As indicated above, carrying glove 150 may have any suitable size and shape and in particular, one skilled in the art will recognize that glove 150 is not limited to the size/shape as illustrated in FIGS. 5A-5F. For example, carrying glove 150 may have a complete top wall with openings formed therein for spout 118 and opening 120/lid 122. Similarly, the sidewall 153 of carrying glove 150 may extend completely around the perimeter of bottom wall 152, thereby covering sidewall 116 of container 110 when the container is inserted into the glove.

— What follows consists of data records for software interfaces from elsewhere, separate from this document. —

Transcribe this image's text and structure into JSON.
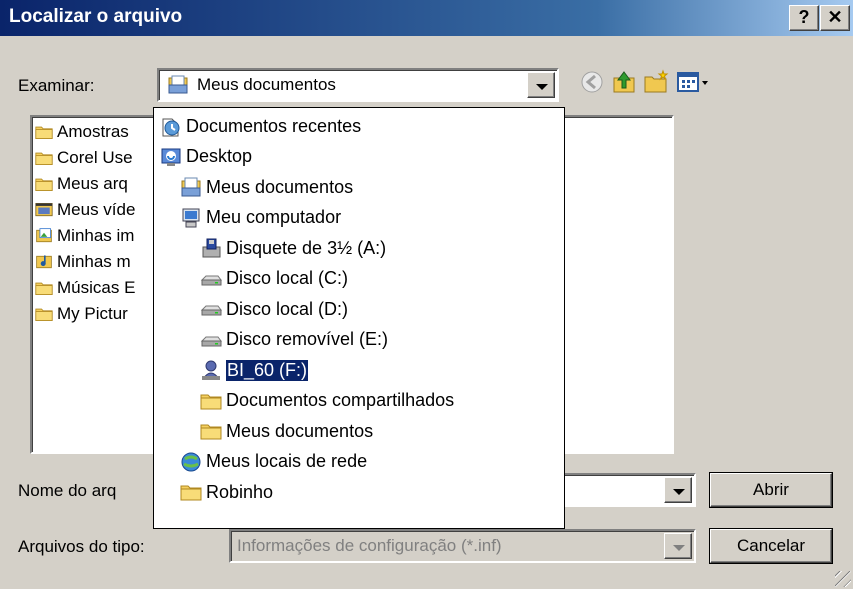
{
  "window": {
    "title": "Localizar o arquivo",
    "help_button": "?",
    "close_button": "✕"
  },
  "lookin": {
    "label": "Examinar:",
    "value": "Meus documentos"
  },
  "toolbar": {
    "back_icon": "back-icon",
    "up_icon": "up-folder-icon",
    "new_folder_icon": "new-folder-icon",
    "views_icon": "views-menu-icon"
  },
  "files": [
    {
      "label": "Amostras",
      "icon": "folder"
    },
    {
      "label": "Corel Use",
      "icon": "folder"
    },
    {
      "label": "Meus arq",
      "icon": "folder"
    },
    {
      "label": "Meus víde",
      "icon": "video"
    },
    {
      "label": "Minhas im",
      "icon": "pictures"
    },
    {
      "label": "Minhas m",
      "icon": "music"
    },
    {
      "label": "Músicas E",
      "icon": "folder"
    },
    {
      "label": "My Pictur",
      "icon": "folder"
    }
  ],
  "dropdown": [
    {
      "label": "Documentos recentes",
      "icon": "recent"
    },
    {
      "label": "Desktop",
      "icon": "desktop"
    },
    {
      "label": "Meus documentos",
      "icon": "mydocs"
    },
    {
      "label": "Meu computador",
      "icon": "computer"
    },
    {
      "label": "Disquete de 3½ (A:)",
      "icon": "floppy"
    },
    {
      "label": "Disco local (C:)",
      "icon": "drive"
    },
    {
      "label": "Disco local (D:)",
      "icon": "drive"
    },
    {
      "label": "Disco removível (E:)",
      "icon": "drive"
    },
    {
      "label": "BI_60 (F:)",
      "icon": "user",
      "selected": true
    },
    {
      "label": "Documentos compartilhados",
      "icon": "folder"
    },
    {
      "label": "Meus documentos",
      "icon": "folder"
    },
    {
      "label": "Meus locais de rede",
      "icon": "network"
    },
    {
      "label": "Robinho",
      "icon": "folder"
    }
  ],
  "filename": {
    "label": "Nome do arq",
    "value": ""
  },
  "filetype": {
    "label": "Arquivos do tipo:",
    "value": "Informações de configuração (*.inf)"
  },
  "buttons": {
    "open": "Abrir",
    "cancel": "Cancelar"
  },
  "colors": {
    "titlebar": "#0a246a",
    "selection": "#0a246a",
    "face": "#d4d0c8"
  }
}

In addition, the use of a lip 154 and/or complimentary locking mechanisms, such as locking arms 156a/156b and locking wedges 126a /126b, to retain the container within the carrying glove is not required and any mechanism known in the art for retaining container 110 within carrying glove 150 can be used. For example, carrying glove 150 may include one or more straps that extend over top wall 114 and/or sidewall 116 of container 110 when the container is inserted into the glove.

Although the present invention has been described in relation to particular embodiments thereof, many other variations and modifications and other uses will become apparent to those skilled in the art. It is preferred, therefore, that the present invention be limited not by the specific disclosure herein, but only by the appended claims.